Tuesday, July 14, 2015

Scientists Finally Disprove the Existence of "Race"

In a landmark discovery, an international team of scientists have determined that humans cannot be accurately classified according to their “race” (referred to as “species” in the animal kingdom), and that human beings are physically, mentally, spiritually and culturally identical. “We mistakenly believed that humans could be classified according to their species, which we believed was related to the location of their forepeople (‘forefathers’ having been recently stricken from the dictionary as ‘sexist’) on the planet,” said Dr. Enrico Maggioletti, a former “italian,” who is now referred to as “a person who descended from people who lived in the area of Europe known as Italy.”

While it is true that people are generally believed to have descended from humans that evolved on different parts of the planet, scientists now refute the idea that these differing environments had anything to do the development of distinct races. “For years, we referred to Asiatic peoples, African peoples, European peoples, Arabic peoples, et cetera,” said Dr. Maggioletti. “Now we have learned that any perceived differences between what we thought of as races of peoples is exactly that: a subjective perception that exists in the mind of the beholder, without any scientific basis whatsoever.”

“As far as science is concerned, a ‘race’ is a contest of speed that may be held between a wide variety of animals, including humans,” Dr. Maggioletti said. His colleague and associate, Dr. Pearl Ng, added, “science has finally caught up with increasingly popular notion that differentiating humans according to shared physical characteristics and cultural practices is simply wrong. The bottom line is that we are all humans, to a degree, and there is no scientific difference in our physical or mental makeups.”

To illustrate the point, Dr. Ng said, “If somebody makes the observation that many people from the area known as Vietnam (formerly known as “vietnamese”) have high cheekbones, and assume that this similarity is a manifestation what we formally thought of ‘racial attributes,’ they would be incorrect in making that assumption. The perception that people from the area of Vietnam share such a trait is purely subjective–a form of ‘othering’ (formerly known as ‘racism’):

“There’s you, and there’s the ‘others,’” said Dr. Ng. “You may think your skin is lighter or darker than ‘others,’ but that is a purely subjective observation, the same way some people believe that certain shades of red are actually orange, and vice versa.”

The discovery means that some groups that have historically claimed superiority in a given field due to what was believed to be genetic predisposition toward a certain physical characteristic–muscle mass, for example, or height–will need to, just like everybody else, attribute such perceived shared characteristics to pure coincidence. The same applies to what some have perceived to be shared mental predispositions based on cultural and environmental differences. For example, people that have descended from the area known as Germany have been mistakenly assumed to have superior engineering abilities, as opposed to people that have descended from the area known as Hawaii. The fact that BMWs weren’t invented in Hawaii is pure coincidence, and observing such is now considered a form of “othering.”

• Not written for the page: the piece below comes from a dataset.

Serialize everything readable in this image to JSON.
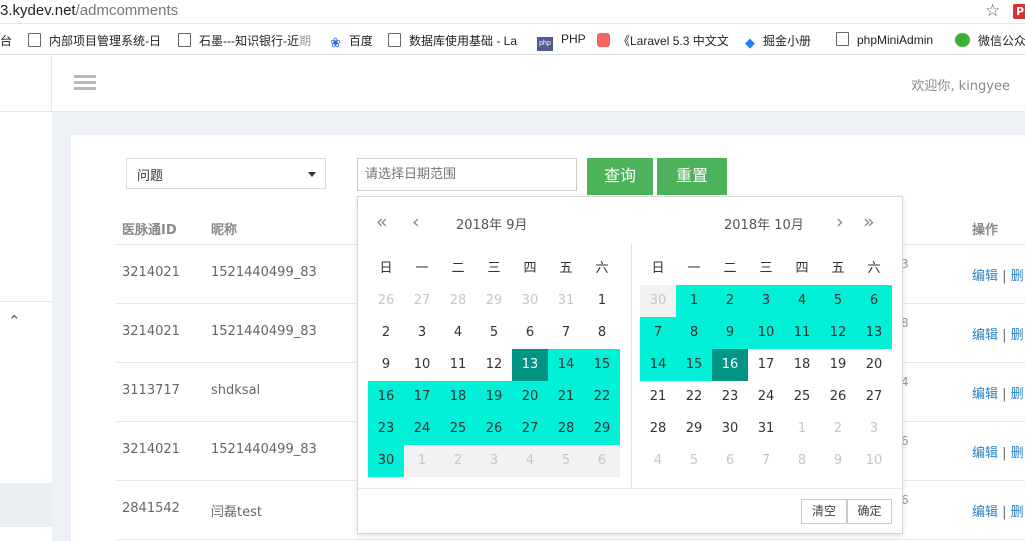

In another example, the scientists wrote that it is now considered “othering” to label certain types of food as Chinese, Japanese, Russian, Mexican or what have you. Instead, the correct way to refer to foods that share similar characteristics based on their location would be “food commonly found in China and traditionally prepared by people from that area and markedly different than food prepared by people from Kansas.” While this distinction may prove difficult to use as an identifier, particularly on a restaurant sign, scientists and sociologists suggest that "Food Traditionally Prepared in China" is far preferable to "Chinese Food."


For those that might observe that this breakthrough discovery is yet another way of saying “we’re not in Kansas anymore,” scientists suggest that it would be better to perceive the discovery as indicating that Kansas, any perceived characteristics shared by the people of that area, are purely subjective figments of the imagination.